This Is A Question We Need To Ask, Just The Same As They Are in The US.
This appeared a few days ago.
Published March 09 2017, 4:36pm EST
Earlier this year, Monmouth University conducted a survey to determine which issues were most important as the country transitions to a new presidential administration. Among all the potential concerns Americans now face, the issue that rises to the top is healthcare costs.
How acute a concern is this? It’s significant enough that, when asked the open-ended question, “turning to issues closer to home, what is the biggest concern facing your family right now?” 25 percent of respondents made it their No. 1 issue.
“It’s also worth noting that issues that have been dominating the news, such as immigration and national security, rank very low on the list of items that keep Americans up at night,” said Director Patrick Murray of the politically independent Monmouth University Polling Institute.
The concerns Americans are voicing about the affordability of care are certainly not misplaced. Overall healthcare costs rose more last August than they have during any month since 1984.
Why do healthcare costs continue to climb?
The answer is complex, as healthcare economics are complex, but certainly Obamacare and industry consolidation and drug prices and a host of other issues can be factored in. Still, one input outweighs all others, according to a recent New York Times piece.
“The real culprit of increased spending? Technology,” health economist Austin Frakt writes. “Every year you age, healthcare technology changes—usually for the better, but always at higher cost. Technology change is responsible for at least one-third and as much as two-thirds of per capita healthcare spending growth.”

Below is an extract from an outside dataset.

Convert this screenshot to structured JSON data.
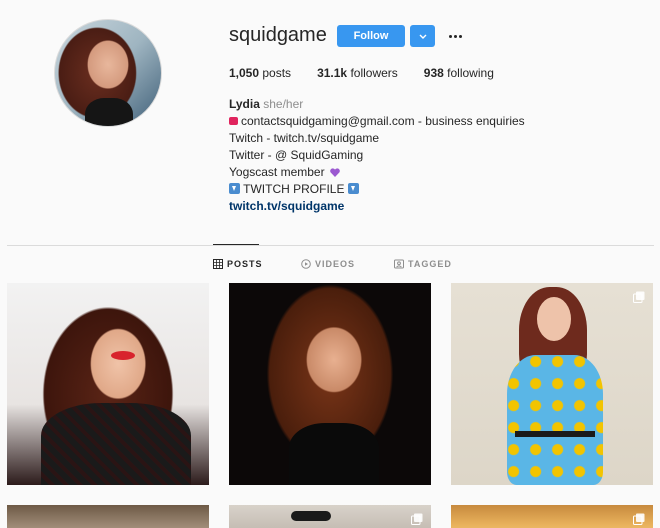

To be clear, Frakt is talking about all technology, not just healthcare information technology. Indeed, in the sheer tonnage of medical technology that currently exists, IT probably makes up a relatively small share, but it does get lumped in the larger group when looking at the direct relationship between tech and costs.
Lots more here:
The point here is that if Health IT did indeed save money and make a real difference to care surely someone would have come up with evidence by now and no-one would be asking the question any more.
They are however! The ADHA has to start to be hard-nosed about the public’s money is spends without any evidentiary justification. It has gone on too long as partially demonstrated by the most recent poll.
Posted by Dr David More MB PhD FACHI at Wednesday, March 15, 2017